Gordon blamed the blocking of export facilities on climate politics, but Washington denied the Longview permit because of local impacts, not big-picture threats. In a summary of the decision, the state’s Department of Ecology wrote that the project “would cause irreparable and unavoidable harm to the Columbia River,” by driving hundreds of pilings into the riverbed, destroying nearly 30 acres of wetlands and aquatic habitat, increasing ship traffic on the Columbia River by 1,680 trips a year, and impairing tribal access to protected fishing sites.

Elsewhere, the…administration has sought to shift power to the states — so long as the end result would slash environmental protections. In the past couple years, the Interior Department has implemented policies that defer wildlife management to states, thus allowing controversial hunting practices like killing coyotes and wolves during denning season on national wildlife refuges in Alaska. And the Forest Service is working with Utah and Alaska to weaken restrictions on carving roads into roadless forests. That would mean major changes in areas like the Tongass, where most of the forest is inaccessible to industry.

As some Western states get more leeway to weaken environmental safeguards, green activists are left wondering how far the federal government will go to subvert state regulatory authority in their communities. Diane Dick, who lives just outside the Longview city limits, has spent the better part of a decade fighting the Millenium coal terminal. From the beginning, she said, the fight over the terminal felt bigger than just one project; she’s watched it become a poster child for a national debate over energy infrastructure. Now, as the executive branch tilts the scales against local environmental protection, Dick sees a larger question looming: When and based on what can a community protect itself?

Longview, Washington, residents gather to protest the coal terminal project. The community has been fighting the proposed terminal for years. Photo credit: Power Past Coal
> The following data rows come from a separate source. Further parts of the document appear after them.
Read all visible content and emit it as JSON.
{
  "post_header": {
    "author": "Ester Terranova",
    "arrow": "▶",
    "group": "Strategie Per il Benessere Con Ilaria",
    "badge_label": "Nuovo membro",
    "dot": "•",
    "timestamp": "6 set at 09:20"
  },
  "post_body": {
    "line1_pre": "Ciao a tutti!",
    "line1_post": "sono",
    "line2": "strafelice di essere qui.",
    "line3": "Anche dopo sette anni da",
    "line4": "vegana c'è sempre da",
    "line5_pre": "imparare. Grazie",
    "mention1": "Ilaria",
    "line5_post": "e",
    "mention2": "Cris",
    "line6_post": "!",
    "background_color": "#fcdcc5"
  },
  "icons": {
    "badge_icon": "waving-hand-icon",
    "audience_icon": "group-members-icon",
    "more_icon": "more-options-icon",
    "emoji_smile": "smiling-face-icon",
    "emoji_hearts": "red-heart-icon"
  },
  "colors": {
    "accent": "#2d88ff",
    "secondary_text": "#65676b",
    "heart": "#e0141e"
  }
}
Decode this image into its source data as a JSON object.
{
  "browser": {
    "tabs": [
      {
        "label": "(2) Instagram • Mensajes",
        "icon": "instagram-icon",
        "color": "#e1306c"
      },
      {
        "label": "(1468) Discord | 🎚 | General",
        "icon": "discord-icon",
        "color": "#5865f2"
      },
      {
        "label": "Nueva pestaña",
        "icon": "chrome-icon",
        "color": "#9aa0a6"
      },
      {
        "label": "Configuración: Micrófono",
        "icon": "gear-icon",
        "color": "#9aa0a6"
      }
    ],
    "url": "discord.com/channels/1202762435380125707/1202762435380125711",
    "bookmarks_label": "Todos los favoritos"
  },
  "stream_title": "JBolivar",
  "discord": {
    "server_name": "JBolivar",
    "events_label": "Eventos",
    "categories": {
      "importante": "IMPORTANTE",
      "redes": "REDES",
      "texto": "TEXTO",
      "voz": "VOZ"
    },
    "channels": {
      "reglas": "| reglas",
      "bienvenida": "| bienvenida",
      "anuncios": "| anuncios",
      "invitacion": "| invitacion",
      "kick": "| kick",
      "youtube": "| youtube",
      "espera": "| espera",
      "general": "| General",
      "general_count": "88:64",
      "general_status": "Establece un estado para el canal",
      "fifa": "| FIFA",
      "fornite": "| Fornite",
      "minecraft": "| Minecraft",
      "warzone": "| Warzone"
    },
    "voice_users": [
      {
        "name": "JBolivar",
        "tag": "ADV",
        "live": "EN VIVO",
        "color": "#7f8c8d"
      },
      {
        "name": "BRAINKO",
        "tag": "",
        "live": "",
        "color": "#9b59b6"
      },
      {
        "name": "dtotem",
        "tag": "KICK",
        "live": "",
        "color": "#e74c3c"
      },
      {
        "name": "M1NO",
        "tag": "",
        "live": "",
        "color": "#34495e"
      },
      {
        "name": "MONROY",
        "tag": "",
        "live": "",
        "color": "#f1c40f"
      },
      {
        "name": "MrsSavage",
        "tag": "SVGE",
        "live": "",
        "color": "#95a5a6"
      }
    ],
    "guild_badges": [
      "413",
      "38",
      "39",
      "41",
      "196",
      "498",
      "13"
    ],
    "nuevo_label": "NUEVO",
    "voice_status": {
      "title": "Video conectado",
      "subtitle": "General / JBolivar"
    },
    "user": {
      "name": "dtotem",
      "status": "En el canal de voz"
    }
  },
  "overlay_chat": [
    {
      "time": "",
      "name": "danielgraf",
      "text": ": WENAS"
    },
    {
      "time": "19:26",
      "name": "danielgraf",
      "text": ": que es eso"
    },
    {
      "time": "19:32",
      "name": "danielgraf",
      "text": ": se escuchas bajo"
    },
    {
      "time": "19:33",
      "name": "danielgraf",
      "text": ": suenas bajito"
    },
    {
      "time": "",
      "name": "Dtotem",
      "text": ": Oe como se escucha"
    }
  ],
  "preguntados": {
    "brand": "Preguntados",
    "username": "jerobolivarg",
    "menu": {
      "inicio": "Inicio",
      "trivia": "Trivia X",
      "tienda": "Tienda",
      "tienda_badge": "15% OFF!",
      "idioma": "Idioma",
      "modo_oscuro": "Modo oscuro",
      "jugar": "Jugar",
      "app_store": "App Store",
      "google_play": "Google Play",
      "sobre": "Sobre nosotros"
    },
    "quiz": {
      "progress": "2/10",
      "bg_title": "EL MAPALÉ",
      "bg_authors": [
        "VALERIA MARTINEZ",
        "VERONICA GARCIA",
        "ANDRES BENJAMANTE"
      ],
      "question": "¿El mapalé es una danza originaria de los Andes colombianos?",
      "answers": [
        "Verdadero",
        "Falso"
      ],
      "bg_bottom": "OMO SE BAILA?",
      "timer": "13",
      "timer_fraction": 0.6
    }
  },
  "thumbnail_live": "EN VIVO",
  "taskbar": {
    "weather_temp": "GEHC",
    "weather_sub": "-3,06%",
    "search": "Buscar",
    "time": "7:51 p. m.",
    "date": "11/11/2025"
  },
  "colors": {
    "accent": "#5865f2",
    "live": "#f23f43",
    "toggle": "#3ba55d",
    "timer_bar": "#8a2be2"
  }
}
Carl Segerstrom is an assistant editor at High Country News, covering Alaska, the Pacific Northwest and the Northern Rockies from Spokane, WA.